Picture this: It's fall of 1980, in a tension-packed auction room. The gavel slams down for the last time: ''Sold for $170,000 to RCA.''
What's this? Were art and antiques going at bargain prices to huge recording companies? Not exactly. The RCA is the Restoration College Association of Mount Carroll, Ill., and it had just bought, well, a college. Through a lot of hard work, that college has now become the Campbell Center for Historic Preservation Studies.
It wasn't just any college -- it was Shimer, the former crown jewel that had become the main emergency of the little town. The college had been losing students over the years until it was down to about 30. Finally, it went bankrupt. What was left was a set of neat but frayed Georgian brick buildings from the turn of the century on the high ground on the way into town -- and the hard feelings of a lot of townspeople, who had relied on income from students and faculty and the 100 jobs the college had provided.
They might have been left with an empty campus and hard feelings if it hadn't been for Ralph Kennedy, a furniture restorer with big ideas. He had always wished there were better-trained people to help him in his workshop. Why not start a school that taught restoration techniques? He called Carolyn Johnson, director of the Chicago Landmarks Preservation Council.
Mr. Kennedy didn't realize what a good idea it was. ''It was nothing but a lightbulb,'' Mrs. Johnson says.
And a lightbulb whose time had come. Mrs. Johnson says there is need for a place professionals can come for a few days to brush up on their technique. There are two three-year restoration schools, one run by the Metropolitan Museum of Art in New York and one at Winterthur, a historic home in Delaware. But a workshop-type arrangement similar to what Kennedy planned had just shut down because it had no facility. And the college facility needed restoration work -- a perfect lab for the classes.
The lightbulb went on just before Labor Day and the auction was to be held Oct. 6. So Kennedy quickly formed the Restoration College Association, made up not of preservationists but of locals anxious to keep the college from becoming boarded-up. ''Go by on the highway and you're going to see this place one way or the other,'' says Robert Richardson, director of the curriculum development committee and a former Shimer College professor.
For the auction, the campus had been divided into 14 parcels; locals bid on each to keep it from being split up. It was then auctioned off as one unit and when the gavel went down on the final bid, the RCA found itself the proud owner of a college campus.
It was a steal at $170,000, but a barely affordable one for the town of 1,936 . Samuel J. Campbell, a local philanthropist who had been on the board of Shimer College, helped with the down payment. To prove their ability to pay the rest, the 14 townspeople guaranteed they could pay for each of the parcels. ''Then ensued the massive drive to raise the rest of the money and get these guys off the hook,'' says Kennedy. ''We did.'' Mr. Campbell gave another $90, 000, others put in $35,000, and the Campbell Center is paying for the rest.
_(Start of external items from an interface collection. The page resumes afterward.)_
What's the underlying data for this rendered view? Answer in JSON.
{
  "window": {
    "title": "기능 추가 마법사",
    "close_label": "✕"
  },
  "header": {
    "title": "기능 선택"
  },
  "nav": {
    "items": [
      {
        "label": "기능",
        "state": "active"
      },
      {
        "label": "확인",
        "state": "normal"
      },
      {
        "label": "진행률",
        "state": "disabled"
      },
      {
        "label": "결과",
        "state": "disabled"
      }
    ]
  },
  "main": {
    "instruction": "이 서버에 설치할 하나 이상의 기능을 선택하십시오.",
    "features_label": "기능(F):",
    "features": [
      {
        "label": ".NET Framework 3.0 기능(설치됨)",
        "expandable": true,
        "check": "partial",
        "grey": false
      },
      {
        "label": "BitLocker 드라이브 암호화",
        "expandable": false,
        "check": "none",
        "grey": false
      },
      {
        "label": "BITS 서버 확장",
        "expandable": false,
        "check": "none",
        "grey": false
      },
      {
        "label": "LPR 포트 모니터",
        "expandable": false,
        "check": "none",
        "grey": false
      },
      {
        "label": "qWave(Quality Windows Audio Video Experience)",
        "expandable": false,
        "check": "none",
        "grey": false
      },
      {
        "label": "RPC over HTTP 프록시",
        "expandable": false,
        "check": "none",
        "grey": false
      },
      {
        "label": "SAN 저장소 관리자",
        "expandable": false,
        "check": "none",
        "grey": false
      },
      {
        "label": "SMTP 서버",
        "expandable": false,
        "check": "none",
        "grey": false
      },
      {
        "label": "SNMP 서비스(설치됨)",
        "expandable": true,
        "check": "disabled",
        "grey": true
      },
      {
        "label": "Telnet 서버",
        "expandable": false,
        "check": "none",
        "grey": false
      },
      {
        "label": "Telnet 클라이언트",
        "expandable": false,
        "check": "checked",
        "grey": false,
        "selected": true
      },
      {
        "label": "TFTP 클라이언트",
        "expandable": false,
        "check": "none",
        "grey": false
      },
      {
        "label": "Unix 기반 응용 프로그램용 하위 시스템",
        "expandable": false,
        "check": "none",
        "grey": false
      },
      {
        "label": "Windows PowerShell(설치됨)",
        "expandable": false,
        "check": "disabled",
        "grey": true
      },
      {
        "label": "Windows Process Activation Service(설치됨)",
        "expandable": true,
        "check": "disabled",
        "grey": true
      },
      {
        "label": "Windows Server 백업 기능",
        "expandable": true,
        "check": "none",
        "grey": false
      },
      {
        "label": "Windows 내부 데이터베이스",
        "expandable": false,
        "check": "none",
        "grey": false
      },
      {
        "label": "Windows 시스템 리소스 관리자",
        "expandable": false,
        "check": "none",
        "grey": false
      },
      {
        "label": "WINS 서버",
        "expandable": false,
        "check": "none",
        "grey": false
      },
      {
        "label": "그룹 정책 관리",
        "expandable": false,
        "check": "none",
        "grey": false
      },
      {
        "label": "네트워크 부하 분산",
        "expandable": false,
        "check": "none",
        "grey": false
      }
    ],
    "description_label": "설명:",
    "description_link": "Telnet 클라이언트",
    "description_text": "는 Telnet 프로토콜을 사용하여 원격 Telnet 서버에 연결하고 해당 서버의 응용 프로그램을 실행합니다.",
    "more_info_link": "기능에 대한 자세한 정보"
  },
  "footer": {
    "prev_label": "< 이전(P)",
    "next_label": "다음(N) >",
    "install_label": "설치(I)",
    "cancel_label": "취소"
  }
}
Next, Kennedy invited leading lights from the preservation community to a conference that November. Local women from a chapter of Questers, an organization to further preservation education, lent china, silverware, candlesticks, and drapes, cleaned a dining room on campus, and cooked a banquet. Eliot Carroll, assistant architect to the Capital in Washington, D.C., said: ''I've come to Mount Carroll with great skepticism. But . . . I'm leaving with great optimism and enthusiasm.''
A curriculum committee of top preservationists was formed, and they have hired leaders in the various fields to come teach for a few days. This attracts serious students to workshops, held from May through November. The center is not for the hobbyist, says Sara Chase of the Society for the Preservation of New England Antiquities, and a curriculum committee member.
Instead, she says, it can help to ''people who majored in English and suddenly find themselves as the site administrator for the Lincoln Museum in southern Illinois . . .'' And Carolyn Johnson also expects a modest influx of owners of historic homes.